→ **Dataset entries**
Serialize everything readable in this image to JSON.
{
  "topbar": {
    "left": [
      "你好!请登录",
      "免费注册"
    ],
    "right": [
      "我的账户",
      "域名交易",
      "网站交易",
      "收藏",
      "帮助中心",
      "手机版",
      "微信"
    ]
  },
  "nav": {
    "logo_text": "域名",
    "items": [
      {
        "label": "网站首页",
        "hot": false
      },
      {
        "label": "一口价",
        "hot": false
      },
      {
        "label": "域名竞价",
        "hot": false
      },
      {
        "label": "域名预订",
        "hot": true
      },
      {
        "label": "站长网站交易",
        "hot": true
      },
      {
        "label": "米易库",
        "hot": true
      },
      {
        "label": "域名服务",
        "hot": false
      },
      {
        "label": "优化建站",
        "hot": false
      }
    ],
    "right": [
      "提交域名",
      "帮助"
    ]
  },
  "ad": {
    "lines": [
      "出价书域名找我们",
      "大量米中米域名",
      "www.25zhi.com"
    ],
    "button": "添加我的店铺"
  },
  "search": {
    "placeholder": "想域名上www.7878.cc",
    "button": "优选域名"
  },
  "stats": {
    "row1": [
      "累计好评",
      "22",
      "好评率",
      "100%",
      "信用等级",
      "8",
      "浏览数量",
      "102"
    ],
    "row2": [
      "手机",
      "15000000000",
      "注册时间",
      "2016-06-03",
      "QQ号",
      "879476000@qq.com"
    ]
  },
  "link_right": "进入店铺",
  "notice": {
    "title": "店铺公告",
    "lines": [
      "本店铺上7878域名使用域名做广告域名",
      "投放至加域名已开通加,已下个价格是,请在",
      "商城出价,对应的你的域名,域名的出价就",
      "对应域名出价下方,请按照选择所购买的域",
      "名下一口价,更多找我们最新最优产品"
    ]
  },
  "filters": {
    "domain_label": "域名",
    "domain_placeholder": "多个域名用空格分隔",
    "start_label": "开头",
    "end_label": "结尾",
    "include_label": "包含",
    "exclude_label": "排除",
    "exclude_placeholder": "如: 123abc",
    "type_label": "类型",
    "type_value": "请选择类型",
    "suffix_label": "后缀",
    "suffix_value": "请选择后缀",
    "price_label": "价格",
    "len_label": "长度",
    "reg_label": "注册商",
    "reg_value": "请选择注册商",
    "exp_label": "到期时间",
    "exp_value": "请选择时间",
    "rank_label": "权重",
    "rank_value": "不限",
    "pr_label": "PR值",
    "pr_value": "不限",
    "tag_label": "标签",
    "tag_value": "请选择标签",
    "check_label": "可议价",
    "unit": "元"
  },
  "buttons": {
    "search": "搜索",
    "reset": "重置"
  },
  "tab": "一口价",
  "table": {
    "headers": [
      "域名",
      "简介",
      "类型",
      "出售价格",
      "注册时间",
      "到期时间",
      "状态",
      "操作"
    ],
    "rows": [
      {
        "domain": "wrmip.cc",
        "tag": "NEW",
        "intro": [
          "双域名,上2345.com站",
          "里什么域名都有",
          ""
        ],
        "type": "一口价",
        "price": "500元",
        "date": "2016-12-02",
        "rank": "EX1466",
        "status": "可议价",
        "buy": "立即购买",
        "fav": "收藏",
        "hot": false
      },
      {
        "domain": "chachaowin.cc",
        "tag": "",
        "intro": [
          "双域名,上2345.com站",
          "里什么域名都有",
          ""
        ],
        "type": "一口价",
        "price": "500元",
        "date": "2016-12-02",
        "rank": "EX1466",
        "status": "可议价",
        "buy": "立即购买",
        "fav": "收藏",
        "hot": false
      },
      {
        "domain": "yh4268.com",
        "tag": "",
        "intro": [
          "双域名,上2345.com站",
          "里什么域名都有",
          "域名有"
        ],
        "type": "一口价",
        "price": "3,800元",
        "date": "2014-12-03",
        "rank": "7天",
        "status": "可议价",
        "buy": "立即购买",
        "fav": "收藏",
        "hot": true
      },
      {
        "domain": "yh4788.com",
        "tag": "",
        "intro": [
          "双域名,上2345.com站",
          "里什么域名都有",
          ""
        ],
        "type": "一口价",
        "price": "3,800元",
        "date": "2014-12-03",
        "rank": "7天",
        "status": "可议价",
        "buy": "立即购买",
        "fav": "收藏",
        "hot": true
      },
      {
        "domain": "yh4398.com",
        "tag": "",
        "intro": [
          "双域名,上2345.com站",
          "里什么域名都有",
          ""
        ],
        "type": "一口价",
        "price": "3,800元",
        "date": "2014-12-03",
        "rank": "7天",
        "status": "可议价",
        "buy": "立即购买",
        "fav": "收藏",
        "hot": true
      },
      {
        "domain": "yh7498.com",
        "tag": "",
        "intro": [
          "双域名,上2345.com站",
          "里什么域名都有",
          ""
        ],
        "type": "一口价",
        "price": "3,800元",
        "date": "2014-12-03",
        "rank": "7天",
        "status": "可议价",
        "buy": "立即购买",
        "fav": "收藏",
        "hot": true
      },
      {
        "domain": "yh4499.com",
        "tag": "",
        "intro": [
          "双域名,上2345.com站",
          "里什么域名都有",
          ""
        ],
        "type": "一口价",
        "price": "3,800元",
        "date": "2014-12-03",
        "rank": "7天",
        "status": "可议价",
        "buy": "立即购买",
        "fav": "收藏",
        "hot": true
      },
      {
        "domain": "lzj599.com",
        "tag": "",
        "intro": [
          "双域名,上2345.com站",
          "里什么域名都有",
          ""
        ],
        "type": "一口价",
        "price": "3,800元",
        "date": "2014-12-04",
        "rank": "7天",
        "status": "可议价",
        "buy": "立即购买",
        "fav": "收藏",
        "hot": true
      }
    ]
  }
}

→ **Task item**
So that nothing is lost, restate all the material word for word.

→ **Response**
Serialize everything readable in this image to JSON.
{
  "topbar": {
    "left": [
      "你好!请登录",
      "免费注册"
    ],
    "right": [
      "我的账户",
      "域名交易",
      "网站交易",
      "收藏",
      "帮助中心",
      "手机版",
      "微信"
    ]
  },
  "nav": {
    "logo_text": "域名",
    "items": [
      {
        "label": "网站首页",
        "hot": false
      },
      {
        "label": "一口价",
        "hot": false
      },
      {
        "label": "域名竞价",
        "hot": false
      },
      {
        "label": "域名预订",
        "hot": true
      },
      {
        "label": "站长网站交易",
        "hot": true
      },
      {
        "label": "米易库",
        "hot": true
      },
      {
        "label": "域名服务",
        "hot": false
      },
      {
        "label": "优化建站",
        "hot": false
      }
    ],
    "right": [
      "提交域名",
      "帮助"
    ]
  },
  "ad": {
    "lines": [
      "出价书域名找我们",
      "大量米中米域名",
      "www.25zhi.com"
    ],
    "button": "添加我的店铺"
  },
  "search": {
    "placeholder": "想域名上www.7878.cc",
    "button": "优选域名"
  },
  "stats": {
    "row1": [
      "累计好评",
      "22",
      "好评率",
      "100%",
      "信用等级",
      "8",
      "浏览数量",
      "102"
    ],
    "row2": [
      "手机",
      "15000000000",
      "注册时间",
      "2016-06-03",
      "QQ号",
      "879476000@qq.com"
    ]
  },
  "link_right": "进入店铺",
  "notice": {
    "title": "店铺公告",
    "lines": [
      "本店铺上7878域名使用域名做广告域名",
      "投放至加域名已开通加,已下个价格是,请在",
      "商城出价,对应的你的域名,域名的出价就",
      "对应域名出价下方,请按照选择所购买的域",
      "名下一口价,更多找我们最新最优产品"
    ]
  },
  "filters": {
    "domain_label": "域名",
    "domain_placeholder": "多个域名用空格分隔",
    "start_label": "开头",
    "end_label": "结尾",
    "include_label": "包含",
    "exclude_label": "排除",
    "exclude_placeholder": "如: 123abc",
    "type_label": "类型",
    "type_value": "请选择类型",
    "suffix_label": "后缀",
    "suffix_value": "请选择后缀",
    "price_label": "价格",
    "len_label": "长度",
    "reg_label": "注册商",
    "reg_value": "请选择注册商",
    "exp_label": "到期时间",
    "exp_value": "请选择时间",
    "rank_label": "权重",
    "rank_value": "不限",
    "pr_label": "PR值",
    "pr_value": "不限",
    "tag_label": "标签",
    "tag_value": "请选择标签",
    "check_label": "可议价",
    "unit": "元"
  },
  "buttons": {
    "search": "搜索",
    "reset": "重置"
  },
  "tab": "一口价",
  "table": {
    "headers": [
      "域名",
      "简介",
      "类型",
      "出售价格",
      "注册时间",
      "到期时间",
      "状态",
      "操作"
    ],
    "rows": [
      {
        "domain": "wrmip.cc",
        "tag": "NEW",
        "intro": [
          "双域名,上2345.com站",
          "里什么域名都有",
          ""
        ],
        "type": "一口价",
        "price": "500元",
        "date": "2016-12-02",
        "rank": "EX1466",
        "status": "可议价",
        "buy": "立即购买",
        "fav": "收藏",
        "hot": false
      },
      {
        "domain": "chachaowin.cc",
        "tag": "",
        "intro": [
          "双域名,上2345.com站",
          "里什么域名都有",
          ""
        ],
        "type": "一口价",
        "price": "500元",
        "date": "2016-12-02",
        "rank": "EX1466",
        "status": "可议价",
        "buy": "立即购买",
        "fav": "收藏",
        "hot": false
      },
      {
        "domain": "yh4268.com",
        "tag": "",
        "intro": [
          "双域名,上2345.com站",
          "里什么域名都有",
          "域名有"
        ],
        "type": "一口价",
        "price": "3,800元",
        "date": "2014-12-03",
        "rank": "7天",
        "status": "可议价",
        "buy": "立即购买",
        "fav": "收藏",
        "hot": true
      },
      {
        "domain": "yh4788.com",
        "tag": "",
        "intro": [
          "双域名,上2345.com站",
          "里什么域名都有",
          ""
        ],
        "type": "一口价",
        "price": "3,800元",
        "date": "2014-12-03",
        "rank": "7天",
        "status": "可议价",
        "buy": "立即购买",
        "fav": "收藏",
        "hot": true
      },
      {
        "domain": "yh4398.com",
        "tag": "",
        "intro": [
          "双域名,上2345.com站",
          "里什么域名都有",
          ""
        ],
        "type": "一口价",
        "price": "3,800元",
        "date": "2014-12-03",
        "rank": "7天",
        "status": "可议价",
        "buy": "立即购买",
        "fav": "收藏",
        "hot": true
      },
      {
        "domain": "yh7498.com",
        "tag": "",
        "intro": [
          "双域名,上2345.com站",
          "里什么域名都有",
          ""
        ],
        "type": "一口价",
        "price": "3,800元",
        "date": "2014-12-03",
        "rank": "7天",
        "status": "可议价",
        "buy": "立即购买",
        "fav": "收藏",
        "hot": true
      },
      {
        "domain": "yh4499.com",
        "tag": "",
        "intro": [
          "双域名,上2345.com站",
          "里什么域名都有",
          ""
        ],
        "type": "一口价",
        "price": "3,800元",
        "date": "2014-12-03",
        "rank": "7天",
        "status": "可议价",
        "buy": "立即购买",
        "fav": "收藏",
        "hot": true
      },
      {
        "domain": "lzj599.com",
        "tag": "",
        "intro": [
          "双域名,上2345.com站",
          "里什么域名都有",
          ""
        ],
        "type": "一口价",
        "price": "3,800元",
        "date": "2014-12-04",
        "rank": "7天",
        "status": "可议价",
        "buy": "立即购买",
        "fav": "收藏",
        "hot": true
      }
    ]
  }
}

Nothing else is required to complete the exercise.